29 Aug Rising non-commodity costs – A challenge but also an opportunity
A range of different energy bill costs are rising in January as detailed by Ofgem this month.
There was a time when the rising wholesale cost of gas and electricity was the greatest challenge in buying energy – back in 2012, the commodity cost of electricity made up around 75% of commercial users’ energy bills. But times have changed. Non-commodity costs have been rising steadily and currently account for around half of your energy bill. And with further rises coming into play in early 2018, now is the time to make sure you have a full and clear picture of your energy consumption and costs.
What are non-commodity costs?
These are compulsory costs that relate to the delivery of electricity to a customer, but aren’t part of the price of the energy itself. Some charges cover the various costs associated with the delivery of energy – so network costs, balancing the grid and the delivery of electricity to the meter. Others are policy costs, introduced to support government environmental obligations and subsidize energy efficiency schemes. The main non-commodity costs include Renewables Obligation, Feed in Tariff, Transmission Use of System, Distribution Use of System, Balancing Use of System, Contracts for Difference and Capacity Market charges.
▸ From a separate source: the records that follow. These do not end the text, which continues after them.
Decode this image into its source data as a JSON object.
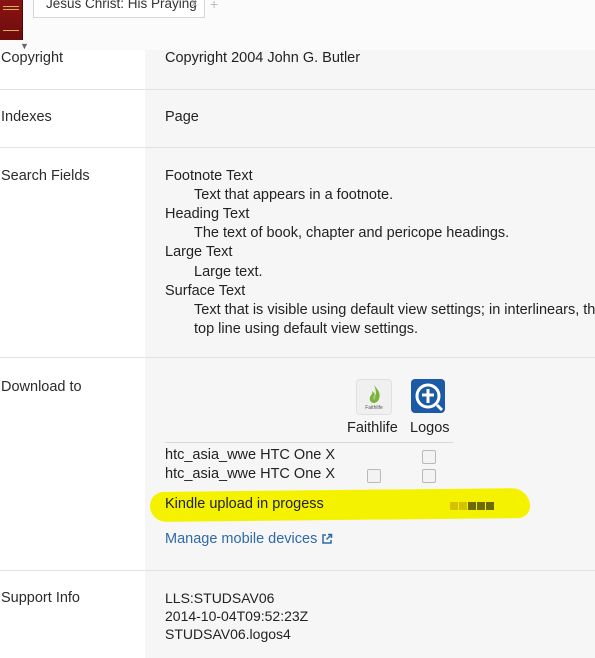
{
  "tab": {
    "title": "Jesus Christ: His Praying",
    "close_glyph": "×",
    "new_tab_glyph": "+"
  },
  "rows": {
    "copyright": {
      "label": "Copyright",
      "value": "Copyright 2004 John G. Butler"
    },
    "indexes": {
      "label": "Indexes",
      "value": "Page"
    },
    "search_fields": {
      "label": "Search Fields",
      "items": [
        {
          "name": "Footnote Text",
          "desc": "Text that appears in a footnote."
        },
        {
          "name": "Heading Text",
          "desc": "The text of book, chapter and pericope headings."
        },
        {
          "name": "Large Text",
          "desc": "Large text."
        },
        {
          "name": "Surface Text",
          "desc": "Text that is visible using default view settings; in interlinears, th",
          "desc2": "top line using default view settings."
        }
      ]
    },
    "download": {
      "label": "Download to",
      "apps": [
        {
          "name": "Faithlife",
          "icon_caption": "Faithlife",
          "icon": "faithlife-flame-icon",
          "color": "#7ab23a"
        },
        {
          "name": "Logos",
          "icon": "logos-cross-icon",
          "color": "#1b5aa6"
        }
      ],
      "devices": [
        {
          "name": "htc_asia_wwe HTC One X",
          "checkboxes": [
            false,
            false
          ]
        },
        {
          "name": "htc_asia_wwe HTC One X",
          "checkboxes": [
            false,
            false
          ]
        }
      ],
      "kindle_status": "Kindle upload in progess",
      "progress_fraction": 0.6,
      "manage_link": "Manage mobile devices",
      "highlight_color": "#f5f200"
    },
    "support": {
      "label": "Support Info",
      "lines": [
        "LLS:STUDSAV06",
        "2014-10-04T09:52:23Z",
        "STUDSAV06.logos4"
      ]
    }
  },
  "colors": {
    "link": "#2f6aa8",
    "value_column_bg": "#f6f6f6",
    "book_cover": "#8a1313"
  }
}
2018 will see a range of changes in non-commodity costs – this will result in total increases of around £18 per MWhr, or 20% of billed energy. Here are some of the key changes –
Renewables Obligation – Shift from compensation to exemption Designed to support large-scale renewable electricity generation and protect jobs and investment in UK industries, the renewables obligation exemption for Energy Intensive Industries (EIIs) will take effect from 1 January 2018, subject to parliamentary approval. EIIs are currently refunded for up to 85% of their eligible electricity, funded through general taxation. Under the new approach, they will be exempt from the indirect costs of the Renewables Obligation scheme and these will be recouped from other energy consumers.
So, while EIIs will benefit, other consumers are set to see their energy costs increase – according to Ofgem’s own impact assessment, non-EII heavy energy users will now see an annual increase of between £23,400 and £107,400 from 1st Jan 2018.
Transmission Network Use of System (TNUoS) charges will rise by around £4 per MWhr and will move away from “Triad” based charging over the next three years.
DCP 288 Distribution Use of System charges will increase for many 11kV and 33kV connected customers when DCP 288 comes into effect in April 2018. Click here to read more. (link to June blog)
Capacity Market charges will rise by up to £7 based on peak-period usage between December 2017 and February 2018 (just as the changes to TNUOS reduces the peak-period focus).
RO and FiT contributions will rise by around £3 per MWhr 6%.
Line loss charging will also change – with losses charged to customers in Southern and Eastern England and Wales due to increase by between £4 and £8 per MWhr from April 2018.
And The Good News
As the differential between “red zone” and other periods is being deliberately reduced, industrial and commercial users have less room than before to avoid grid charges. But there are a number of favourable trends at play that will help to negate some of the impact of rising costs. Industrial and commercial consumers are managing their energy use in ever more innovative ways; increasingly turning to technology that allows them to manage the timing of their consumption and avoid high demand periods.
Energy Efficiency is firmly on the agenda – as charges increase, the case for investment in projects which may have previously failed a hurdle rate test will improve.
Move to Flexible Contracting With wholesale energy volatility increasing – as outlined in the recent National Grid Future Energy Scenarios – the case for moving to flexible contracting is improving, allowing users to avoid high cost periods and benefit fully from lower cost periods.
Grid Balancing – the value of services to National Grid such as Dynamic Frequency Response is increasing.
Self-Generation and Storage on the rise – industrial and commercial consumers are increasingly looking to off-grid, onsite renewable energy generation or batteries to power their operations and avoid peak demand charges. More than 2 gigawatts of onsite renewable energy were installed or financed at commercial and industrial premises in 2016 in the US alone. And this trend looks set to continue.
Be Prepared – Know Your Energy Costs
So non-commodity charges are set to continue to rise and they are increasingly complex. It has never been more important to have a complete picture of your energy costs.
We are committed to developing tools to support commercial energy users’ needs. Our unique platform is able to present fully accurate, real-time cost-of-energy at site and sub-site level. We are also creating tools to help ensure that flexible contracts are accurately and transparently priced. What’s more, the detail of our fully-costed energy consumption data makes the development and post-implementation tracking of investment cases far simpler and more accurate.